Despite his party’s losses under his leadership, Republican National Committee Chair Reince Priebus has decided to stick around for a second two-year term.

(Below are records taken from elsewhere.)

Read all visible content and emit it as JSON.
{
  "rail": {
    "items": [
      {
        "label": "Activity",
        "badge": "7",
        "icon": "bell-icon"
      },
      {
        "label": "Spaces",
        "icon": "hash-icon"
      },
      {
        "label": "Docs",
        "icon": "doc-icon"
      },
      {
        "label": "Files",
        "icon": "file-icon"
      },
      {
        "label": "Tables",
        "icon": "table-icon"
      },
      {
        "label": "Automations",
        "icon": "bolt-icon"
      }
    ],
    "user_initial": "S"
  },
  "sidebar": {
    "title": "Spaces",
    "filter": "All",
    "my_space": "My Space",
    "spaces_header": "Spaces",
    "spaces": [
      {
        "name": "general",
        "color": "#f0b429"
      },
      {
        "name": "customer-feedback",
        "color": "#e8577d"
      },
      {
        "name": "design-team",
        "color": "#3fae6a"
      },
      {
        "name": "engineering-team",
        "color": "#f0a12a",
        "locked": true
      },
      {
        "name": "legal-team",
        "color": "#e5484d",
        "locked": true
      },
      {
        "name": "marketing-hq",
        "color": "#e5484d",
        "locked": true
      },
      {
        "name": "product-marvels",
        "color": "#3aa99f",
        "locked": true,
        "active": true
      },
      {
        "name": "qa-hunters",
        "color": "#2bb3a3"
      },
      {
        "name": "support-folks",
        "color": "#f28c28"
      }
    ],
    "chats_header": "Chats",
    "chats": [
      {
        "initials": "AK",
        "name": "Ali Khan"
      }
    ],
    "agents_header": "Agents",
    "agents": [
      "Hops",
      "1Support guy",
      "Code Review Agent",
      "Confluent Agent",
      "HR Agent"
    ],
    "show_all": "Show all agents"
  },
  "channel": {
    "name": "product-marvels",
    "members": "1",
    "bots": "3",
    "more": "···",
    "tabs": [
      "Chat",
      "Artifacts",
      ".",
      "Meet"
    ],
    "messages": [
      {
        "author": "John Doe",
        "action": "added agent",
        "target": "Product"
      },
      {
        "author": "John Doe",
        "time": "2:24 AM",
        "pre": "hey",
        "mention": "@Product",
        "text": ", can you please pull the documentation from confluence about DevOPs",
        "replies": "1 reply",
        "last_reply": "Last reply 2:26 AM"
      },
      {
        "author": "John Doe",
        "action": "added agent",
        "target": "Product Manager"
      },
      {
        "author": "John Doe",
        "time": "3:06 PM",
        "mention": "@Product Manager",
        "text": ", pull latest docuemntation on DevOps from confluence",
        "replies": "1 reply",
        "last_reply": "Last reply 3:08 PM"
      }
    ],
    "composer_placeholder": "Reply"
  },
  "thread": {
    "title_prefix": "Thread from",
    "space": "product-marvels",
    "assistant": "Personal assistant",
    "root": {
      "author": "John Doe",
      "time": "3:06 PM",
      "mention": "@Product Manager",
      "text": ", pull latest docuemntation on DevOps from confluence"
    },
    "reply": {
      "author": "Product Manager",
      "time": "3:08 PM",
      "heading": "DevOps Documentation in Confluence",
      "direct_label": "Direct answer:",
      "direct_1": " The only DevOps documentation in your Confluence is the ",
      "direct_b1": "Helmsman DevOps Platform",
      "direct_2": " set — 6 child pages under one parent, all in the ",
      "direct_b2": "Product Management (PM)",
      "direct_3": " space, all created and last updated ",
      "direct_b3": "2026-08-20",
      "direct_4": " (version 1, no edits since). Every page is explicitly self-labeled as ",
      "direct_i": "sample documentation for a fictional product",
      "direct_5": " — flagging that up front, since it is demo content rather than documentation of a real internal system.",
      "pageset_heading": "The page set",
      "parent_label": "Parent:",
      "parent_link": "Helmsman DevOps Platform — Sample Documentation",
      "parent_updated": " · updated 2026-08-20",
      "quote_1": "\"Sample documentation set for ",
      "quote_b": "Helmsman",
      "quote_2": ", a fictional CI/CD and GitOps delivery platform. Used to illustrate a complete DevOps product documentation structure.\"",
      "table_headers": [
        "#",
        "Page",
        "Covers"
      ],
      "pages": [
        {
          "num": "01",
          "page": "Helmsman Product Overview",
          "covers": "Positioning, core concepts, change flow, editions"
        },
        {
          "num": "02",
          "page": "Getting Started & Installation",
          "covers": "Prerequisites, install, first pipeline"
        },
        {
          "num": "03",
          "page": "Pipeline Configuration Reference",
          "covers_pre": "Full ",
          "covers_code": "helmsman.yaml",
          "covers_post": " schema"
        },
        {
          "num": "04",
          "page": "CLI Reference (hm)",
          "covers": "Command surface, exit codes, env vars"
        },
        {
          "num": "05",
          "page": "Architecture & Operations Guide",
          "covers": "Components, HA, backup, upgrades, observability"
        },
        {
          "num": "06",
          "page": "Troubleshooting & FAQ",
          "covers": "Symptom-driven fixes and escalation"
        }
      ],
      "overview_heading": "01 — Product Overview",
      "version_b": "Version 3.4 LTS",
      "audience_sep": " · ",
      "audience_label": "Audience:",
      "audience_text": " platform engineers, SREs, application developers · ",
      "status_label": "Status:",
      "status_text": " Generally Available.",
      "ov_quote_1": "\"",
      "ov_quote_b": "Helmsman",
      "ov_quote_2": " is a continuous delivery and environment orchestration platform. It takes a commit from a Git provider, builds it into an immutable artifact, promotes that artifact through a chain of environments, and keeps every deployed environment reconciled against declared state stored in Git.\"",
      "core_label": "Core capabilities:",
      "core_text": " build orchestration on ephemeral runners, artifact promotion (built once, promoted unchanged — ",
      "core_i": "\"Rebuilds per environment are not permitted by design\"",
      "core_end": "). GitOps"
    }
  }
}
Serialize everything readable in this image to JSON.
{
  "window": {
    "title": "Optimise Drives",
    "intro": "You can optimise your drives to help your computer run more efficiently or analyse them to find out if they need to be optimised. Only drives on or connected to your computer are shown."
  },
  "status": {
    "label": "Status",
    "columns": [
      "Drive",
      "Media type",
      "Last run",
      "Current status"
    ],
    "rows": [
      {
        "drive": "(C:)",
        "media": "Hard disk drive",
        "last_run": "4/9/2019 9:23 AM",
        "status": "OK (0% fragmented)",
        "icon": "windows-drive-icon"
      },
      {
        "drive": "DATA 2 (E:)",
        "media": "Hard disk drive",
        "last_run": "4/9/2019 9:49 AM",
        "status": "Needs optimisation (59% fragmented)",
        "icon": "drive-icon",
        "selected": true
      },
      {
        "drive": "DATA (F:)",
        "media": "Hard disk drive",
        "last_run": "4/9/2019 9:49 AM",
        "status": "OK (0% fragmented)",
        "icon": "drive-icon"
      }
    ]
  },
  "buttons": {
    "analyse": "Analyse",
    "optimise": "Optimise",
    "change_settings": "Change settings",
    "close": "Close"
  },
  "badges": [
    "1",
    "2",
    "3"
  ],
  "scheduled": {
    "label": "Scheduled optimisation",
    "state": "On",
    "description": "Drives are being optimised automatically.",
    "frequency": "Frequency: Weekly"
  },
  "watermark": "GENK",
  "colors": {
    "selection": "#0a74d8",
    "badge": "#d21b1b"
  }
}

In a message to the RNC’s 168 state chairs and committee members, Priebus made a show of force—”I am humbled by the over 130 RNC Members who I have talked to who have pledged their support and public endorsement for me”—and implicitly pointed a finger at Michael Steele:

“The RNC was over $22 million in debt with almost no cash on hand; much of our donor base lost confidence and stopped contributing to the RNC,” he wrote.

But Priebus made no mention of the sweeping GOP victories that preceded his tenure and referred only obliquely to the party’s disappointing election earlier this month. […]

He touted the RNC’s get-out-the-vote-effort, calling it “the strongest in history,” but made no mention of Mitt Romney’s loss or the party’s Senate defeats.

If the RNC’s GOTV was the strongest in history, and not just the strongest in the history of the RNC (itself a dubious claim), then Priebus managed to kick off his own reelection effort by making President Barack Obama’s reelection look even more impressive than it already did. As for Michael Steele, he’s already had something to say about the comparison between himself and Priebus as RNC chairs:

“What was the mess I left behind?” Steele said Monday in response to a question from The Daily Caller during a conference call organized by his firm. “Winning.”

Maybe Priebus is looking for redemption in 2014. Maybe he’s just drunk with the power of leading the party of Todd Akin and Allen West. Maybe he’s hoping that two years from now, the Harry Potter books will have faded enough from memory that people will no longer be pointing out that “Reince Priebus” totally sounds like it should be a Death Eater’s name. But whatever the case, here’s to him being no more successful in 2014 than he was in 2012.